Commercially used porcine respiratory and reproductive syndrome (PRRS) modified live virus (MLV) vaccines provide limited protection with heterologous viruses, can revert back to a virulent form and they tend to recombine with circulating wild-type strains. Codon pair deoptimization (CPD) is an advanced method to attenuate a virus that overcomes the disadvantages of MLV vaccines and is effective in various virus vaccine models. The CPD vaccine against PRRSV-2 was successfully tested in our previous study. The co-existence of PRRSV-1 and -2 in the same herd demands protective immunity against both viruses. In this study, live attenuated PRRSV-1 was constructed by recoding 22 base pairs in the ORF7 gene of the E38 strain. The efficacy and safety of the CPD live attenuated vaccine E38-ORF7 CPD to protect against virulent PRRSV-1 were evaluated. Viral load, and respiratory and lung lesion scores were significantly reduced in animals vaccinated with E38-ORF7 CPD. Vaccinated animals were seropositive by 14 days post-vaccination with an increased level of interferon-γ secreting cells. In conclusion, the codon-pair-deoptimized vaccine was easily attenuated and displayed protective immunity against virulent heterologous PRRSV-1.
Vaccines, Volume 11; https://doi.org/10.3390/vaccines11040775
COVID-19-related mortality among hematopoietic stem cell transplantation (HSCT) recipients in the pre-vaccine era ranged between 22 and 33%. The Pfizer/BioNTech BNT162b2 vaccine demonstrated significant immunogenicity and efficacy in the healthy population; however, its long-term effects on allogeneic HSCT recipients remained unclear. Our study longitudinally evaluated humoral and cellular responses to the BNT162b2 vaccine in adult allogeneic HSCT patients. A positive response was defined as antibody titers ≥ 150 AU/mL post-second vaccination. Among 77 included patients, 51 (66.2%) responded to vaccination. Response-associated factors were female gender, recent anti-CD20 therapy, and a longer interval between transplant and vaccination. Response rates reached 83.7% in patients vaccinated >12 months post-transplant. At 6 months post-second vaccination, antibody titers dropped, but were significantly increased with the booster dose. Moreover, 43% (6/14) of non-responders to the second vaccination acquired sufficient antibody titers after booster administration, resulting in an overall response rate of 79.5% for the entire cohort.

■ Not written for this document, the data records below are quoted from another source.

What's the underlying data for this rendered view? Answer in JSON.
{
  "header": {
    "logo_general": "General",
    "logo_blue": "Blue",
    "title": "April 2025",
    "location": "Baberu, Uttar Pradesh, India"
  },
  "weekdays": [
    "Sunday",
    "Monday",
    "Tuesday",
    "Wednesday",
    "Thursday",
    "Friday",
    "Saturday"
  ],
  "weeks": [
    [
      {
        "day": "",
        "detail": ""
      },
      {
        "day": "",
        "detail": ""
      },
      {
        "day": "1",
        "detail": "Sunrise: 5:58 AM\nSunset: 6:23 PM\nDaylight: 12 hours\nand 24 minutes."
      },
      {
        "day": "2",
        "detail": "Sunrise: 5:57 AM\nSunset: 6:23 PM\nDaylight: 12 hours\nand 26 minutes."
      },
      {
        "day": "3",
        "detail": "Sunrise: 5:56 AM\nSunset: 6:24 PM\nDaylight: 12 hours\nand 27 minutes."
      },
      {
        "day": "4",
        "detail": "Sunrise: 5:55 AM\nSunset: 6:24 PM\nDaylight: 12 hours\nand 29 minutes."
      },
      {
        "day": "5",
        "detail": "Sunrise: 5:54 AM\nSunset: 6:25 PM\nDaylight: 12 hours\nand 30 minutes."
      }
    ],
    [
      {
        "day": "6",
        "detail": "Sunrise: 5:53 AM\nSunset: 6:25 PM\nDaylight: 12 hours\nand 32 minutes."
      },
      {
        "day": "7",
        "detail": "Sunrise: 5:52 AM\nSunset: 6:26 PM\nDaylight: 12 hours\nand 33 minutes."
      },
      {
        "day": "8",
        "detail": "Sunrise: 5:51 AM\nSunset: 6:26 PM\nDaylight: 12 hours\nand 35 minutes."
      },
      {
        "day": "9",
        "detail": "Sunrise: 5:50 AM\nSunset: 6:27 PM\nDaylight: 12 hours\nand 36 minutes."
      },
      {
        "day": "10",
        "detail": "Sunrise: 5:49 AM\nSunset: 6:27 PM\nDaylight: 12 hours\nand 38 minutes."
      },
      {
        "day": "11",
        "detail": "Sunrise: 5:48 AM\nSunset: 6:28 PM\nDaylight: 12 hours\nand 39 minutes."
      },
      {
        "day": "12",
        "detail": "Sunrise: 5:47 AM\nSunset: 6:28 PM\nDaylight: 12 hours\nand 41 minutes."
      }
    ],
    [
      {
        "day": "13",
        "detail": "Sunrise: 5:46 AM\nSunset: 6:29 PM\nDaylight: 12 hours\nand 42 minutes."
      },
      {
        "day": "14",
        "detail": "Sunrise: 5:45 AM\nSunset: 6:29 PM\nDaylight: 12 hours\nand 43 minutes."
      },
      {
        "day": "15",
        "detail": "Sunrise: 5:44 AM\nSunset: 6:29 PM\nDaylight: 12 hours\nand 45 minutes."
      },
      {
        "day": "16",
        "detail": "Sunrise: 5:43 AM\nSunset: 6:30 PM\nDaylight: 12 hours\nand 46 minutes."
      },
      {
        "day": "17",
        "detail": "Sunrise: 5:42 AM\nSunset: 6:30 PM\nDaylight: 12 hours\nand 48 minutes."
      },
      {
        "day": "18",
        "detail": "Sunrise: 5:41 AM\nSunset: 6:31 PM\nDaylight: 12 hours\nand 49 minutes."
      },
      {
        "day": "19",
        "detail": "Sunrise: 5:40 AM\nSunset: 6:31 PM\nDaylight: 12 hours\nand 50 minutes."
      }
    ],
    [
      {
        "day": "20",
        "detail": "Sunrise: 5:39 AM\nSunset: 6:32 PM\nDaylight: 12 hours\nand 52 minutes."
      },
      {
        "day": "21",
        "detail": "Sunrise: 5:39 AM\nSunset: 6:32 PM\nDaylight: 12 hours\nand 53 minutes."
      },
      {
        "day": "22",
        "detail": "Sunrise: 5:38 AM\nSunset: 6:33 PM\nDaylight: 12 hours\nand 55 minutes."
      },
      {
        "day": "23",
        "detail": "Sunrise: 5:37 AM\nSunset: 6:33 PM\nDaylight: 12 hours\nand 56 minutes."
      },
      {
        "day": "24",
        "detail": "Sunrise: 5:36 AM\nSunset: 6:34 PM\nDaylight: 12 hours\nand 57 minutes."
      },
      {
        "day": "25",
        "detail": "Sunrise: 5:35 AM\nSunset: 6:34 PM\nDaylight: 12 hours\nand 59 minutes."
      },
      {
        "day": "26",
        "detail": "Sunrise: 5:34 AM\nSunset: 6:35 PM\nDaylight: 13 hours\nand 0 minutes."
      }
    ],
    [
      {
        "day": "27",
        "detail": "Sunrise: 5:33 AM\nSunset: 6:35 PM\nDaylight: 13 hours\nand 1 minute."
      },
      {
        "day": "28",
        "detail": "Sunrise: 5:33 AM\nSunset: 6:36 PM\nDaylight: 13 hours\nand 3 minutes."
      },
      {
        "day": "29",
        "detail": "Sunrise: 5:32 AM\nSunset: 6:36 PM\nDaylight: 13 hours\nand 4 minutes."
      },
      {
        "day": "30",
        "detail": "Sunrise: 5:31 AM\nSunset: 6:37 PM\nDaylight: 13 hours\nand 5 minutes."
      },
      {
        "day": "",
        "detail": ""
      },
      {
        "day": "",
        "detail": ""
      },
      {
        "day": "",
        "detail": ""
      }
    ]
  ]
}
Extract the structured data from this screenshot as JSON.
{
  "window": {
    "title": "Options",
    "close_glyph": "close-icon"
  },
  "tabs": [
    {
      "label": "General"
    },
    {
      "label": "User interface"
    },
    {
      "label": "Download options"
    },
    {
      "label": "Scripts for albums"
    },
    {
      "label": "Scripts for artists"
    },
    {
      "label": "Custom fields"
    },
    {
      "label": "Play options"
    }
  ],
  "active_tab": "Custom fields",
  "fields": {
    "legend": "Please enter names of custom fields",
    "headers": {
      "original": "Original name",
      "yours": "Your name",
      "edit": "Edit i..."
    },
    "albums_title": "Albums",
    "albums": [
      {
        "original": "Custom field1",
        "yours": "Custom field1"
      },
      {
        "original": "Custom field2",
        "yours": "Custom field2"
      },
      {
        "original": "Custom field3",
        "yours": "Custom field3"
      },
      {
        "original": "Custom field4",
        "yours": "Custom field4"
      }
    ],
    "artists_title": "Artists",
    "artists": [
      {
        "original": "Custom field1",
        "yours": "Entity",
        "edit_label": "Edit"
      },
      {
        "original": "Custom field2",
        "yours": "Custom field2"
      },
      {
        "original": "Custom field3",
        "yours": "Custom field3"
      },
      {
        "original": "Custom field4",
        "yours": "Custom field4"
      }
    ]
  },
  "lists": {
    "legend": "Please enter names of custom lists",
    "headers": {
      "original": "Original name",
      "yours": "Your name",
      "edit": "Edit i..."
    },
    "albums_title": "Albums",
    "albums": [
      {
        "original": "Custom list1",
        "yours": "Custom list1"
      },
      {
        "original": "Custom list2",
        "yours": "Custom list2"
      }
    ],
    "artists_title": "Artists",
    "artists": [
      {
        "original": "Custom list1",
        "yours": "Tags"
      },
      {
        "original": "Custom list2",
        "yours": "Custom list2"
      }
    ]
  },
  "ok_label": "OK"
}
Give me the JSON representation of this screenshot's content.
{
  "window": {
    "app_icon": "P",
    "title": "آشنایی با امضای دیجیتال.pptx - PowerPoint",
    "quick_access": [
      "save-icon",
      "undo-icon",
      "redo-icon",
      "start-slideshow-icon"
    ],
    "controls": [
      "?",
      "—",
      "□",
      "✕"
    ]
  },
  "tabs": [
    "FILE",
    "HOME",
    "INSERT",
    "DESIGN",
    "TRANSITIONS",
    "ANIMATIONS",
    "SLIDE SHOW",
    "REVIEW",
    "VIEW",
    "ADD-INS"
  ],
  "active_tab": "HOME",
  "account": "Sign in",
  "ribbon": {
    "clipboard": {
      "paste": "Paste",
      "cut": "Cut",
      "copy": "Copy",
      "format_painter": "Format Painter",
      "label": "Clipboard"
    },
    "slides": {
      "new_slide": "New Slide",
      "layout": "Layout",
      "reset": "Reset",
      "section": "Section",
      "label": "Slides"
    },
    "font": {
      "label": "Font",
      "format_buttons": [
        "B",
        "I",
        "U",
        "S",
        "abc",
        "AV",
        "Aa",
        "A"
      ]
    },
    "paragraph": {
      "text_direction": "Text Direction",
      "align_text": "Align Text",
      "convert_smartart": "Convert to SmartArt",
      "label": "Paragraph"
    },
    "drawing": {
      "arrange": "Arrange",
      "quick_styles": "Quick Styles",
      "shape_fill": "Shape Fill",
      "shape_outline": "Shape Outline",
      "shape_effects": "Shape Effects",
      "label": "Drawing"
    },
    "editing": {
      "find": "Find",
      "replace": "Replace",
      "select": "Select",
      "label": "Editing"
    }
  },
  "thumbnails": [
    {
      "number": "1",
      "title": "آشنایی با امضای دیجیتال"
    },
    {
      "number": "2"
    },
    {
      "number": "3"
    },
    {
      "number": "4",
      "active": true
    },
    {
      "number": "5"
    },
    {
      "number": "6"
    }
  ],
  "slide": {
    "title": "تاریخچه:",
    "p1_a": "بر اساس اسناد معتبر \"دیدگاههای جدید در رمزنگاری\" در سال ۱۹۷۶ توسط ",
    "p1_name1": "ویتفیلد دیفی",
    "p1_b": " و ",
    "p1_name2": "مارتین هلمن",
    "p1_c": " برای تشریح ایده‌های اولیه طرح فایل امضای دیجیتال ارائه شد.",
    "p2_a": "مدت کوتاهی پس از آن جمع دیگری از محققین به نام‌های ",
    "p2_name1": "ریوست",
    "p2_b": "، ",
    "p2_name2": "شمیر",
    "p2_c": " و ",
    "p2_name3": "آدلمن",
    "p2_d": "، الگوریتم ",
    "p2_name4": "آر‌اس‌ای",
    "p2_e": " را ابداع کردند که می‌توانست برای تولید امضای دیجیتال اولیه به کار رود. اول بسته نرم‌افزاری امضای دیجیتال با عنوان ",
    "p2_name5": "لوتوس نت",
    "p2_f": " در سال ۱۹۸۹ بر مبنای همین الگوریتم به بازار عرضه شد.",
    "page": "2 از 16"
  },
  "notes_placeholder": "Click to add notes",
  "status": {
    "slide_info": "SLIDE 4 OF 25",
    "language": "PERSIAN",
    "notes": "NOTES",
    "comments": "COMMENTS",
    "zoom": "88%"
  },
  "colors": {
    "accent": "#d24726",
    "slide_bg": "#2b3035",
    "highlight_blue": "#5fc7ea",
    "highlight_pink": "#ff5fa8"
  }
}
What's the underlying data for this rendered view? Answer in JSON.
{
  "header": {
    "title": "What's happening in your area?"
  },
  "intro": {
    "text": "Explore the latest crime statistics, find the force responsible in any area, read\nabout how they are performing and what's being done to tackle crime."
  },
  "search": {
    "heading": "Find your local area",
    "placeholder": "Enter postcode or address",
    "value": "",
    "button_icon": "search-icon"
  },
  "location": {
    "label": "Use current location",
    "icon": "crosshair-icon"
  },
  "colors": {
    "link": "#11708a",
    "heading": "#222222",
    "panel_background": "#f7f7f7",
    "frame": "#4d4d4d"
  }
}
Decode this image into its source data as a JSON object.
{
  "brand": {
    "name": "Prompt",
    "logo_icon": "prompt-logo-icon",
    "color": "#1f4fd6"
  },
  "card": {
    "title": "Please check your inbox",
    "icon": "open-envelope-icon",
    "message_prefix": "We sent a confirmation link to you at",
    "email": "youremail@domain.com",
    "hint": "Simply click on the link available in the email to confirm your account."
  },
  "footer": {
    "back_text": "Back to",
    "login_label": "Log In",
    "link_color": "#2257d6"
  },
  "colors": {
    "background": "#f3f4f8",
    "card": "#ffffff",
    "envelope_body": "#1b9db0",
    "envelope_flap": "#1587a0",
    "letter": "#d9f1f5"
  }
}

The BNT162b2 vaccine was effective in allogeneic transplant recipients. Although antibody titers decreased with time, the third vaccination led to their significant elevation, with 93% of third-dose responders maintaining titers above 150 AU/mL at 3 months post-administration.
Vaccines, Volume 11; https://doi.org/10.3390/vaccines11040776
Winter in the northern hemisphere is characterized by the circulation of influenza viruses, which cause seasonal epidemics, generally from October to April. Each influenza season has its own pattern, which differs from one year to the next in terms of the first influenza case notification, the period of highest incidence, and the predominant influenza virus subtypes. After the total absence of influenza viruses in the 2020/2021 season, cases of influenza were again recorded in the 2021/2022 season, although they remained below the seasonal average. Moreover, the co-circulation of the influenza virus and the SARS-CoV-2 pandemic virus was also reported. In the context of the DRIVE study, oropharyngeal swabs were collected from 129 Tuscan adults hospitalized for severe acute respiratory infection (SARI) and analyzed by means of real-time polymerase chain reaction (RT-PCR) for SARS-CoV-2 and 21 different airborne pathogens, including influenza viruses. In total, 55 subjects tested positive for COVID-19, 9 tested positive for influenza, and 3 tested positive for both SARS-CoV-2 and the A/H3N2 influenza virus. The co-circulation of different viruses in the population requires strengthened surveillance that is no longer restricted to the winter months. Indeed, constant, year-long monitoring of the trends of these viruses is needed, especially in at-risk groups and elderly people.